Run some experiments to see if increasing the percentage of users hitting that moment increases their retention rate, to see if any of those correlative relationships translate into true causality. A good activation metric is causal for your retention, not just correlative.
→ For more on activation metrics (sometimes called “Time To Value”) and other measurements for Product-Led Growth, see 11 essential product metrics for measuring product-led growth.
And finally this week, sticking to the Product-Led Growth theme,has another great post called Building an efficient marketing machine: the fuel & the engine:
The fuel is all the stuff that you say (out loud, in writing, or visually) to your audience—whether that be short-form copy on a website, a long-form blog post, an image in an ad, or an explainer video. The engine is all of the channels and processes you use to get the fuel out to your audience, plus the tools you use and the metrics you use to track your marketing and growth efforts. When you combine the fuel and the engine, your business grows fast.
She goes into more detail in the post about what tactics are considered “fuel” vs. “engine”, and how to get the balance right in your organization.
Some stray links
🏡 Airbnb Says Its Focus on Brand Marketing Instead of Search Is Working. “Its marketing spending is now low enough that it doesn’t anticipate drastic reductions even if economic headwinds worsen next year, it said.”
🐦 Twitter alternative: how Mastodon is designed to be “antiviral”. “The new social software is subtly designed to reduce the huge, viral surges of attention we see on Twitter.”
🗼 I absolutely adore this. “Studio Drift’s drones ‘rebuild’ incomplete monuments with light. From the Sagrada Familia to the Colosseum, the Dutch artist duo redesigns incomplete architecture using illuminating drones. The goal is to help architects visualize their designs at full scale and in a sustainable way.” (Instagram link, click through for more photos)
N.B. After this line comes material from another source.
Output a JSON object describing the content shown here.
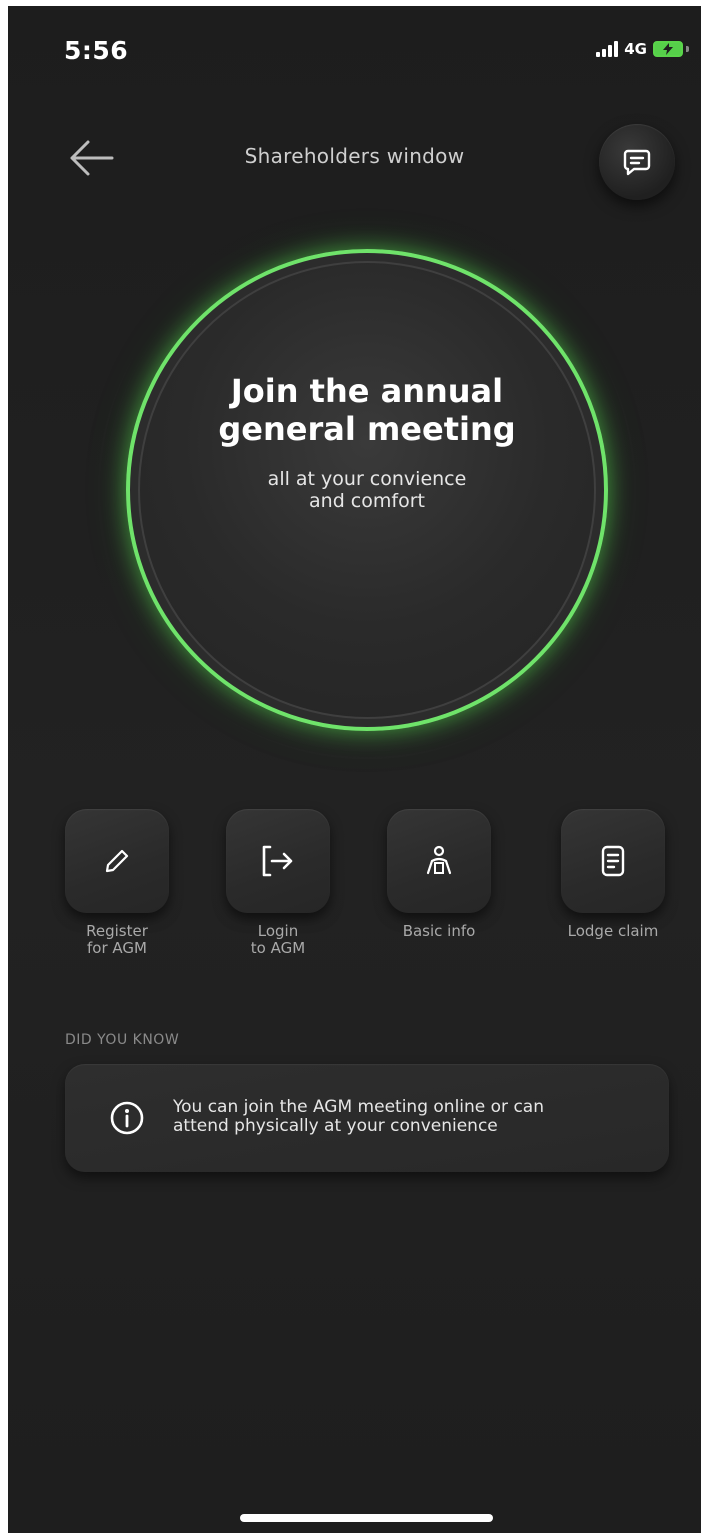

Alright friends, that’ll do it for today. I hope you have a peaceful weekend. And if you enjoyed this, could I ask you to share it with someone you like? That would be really cool. 💛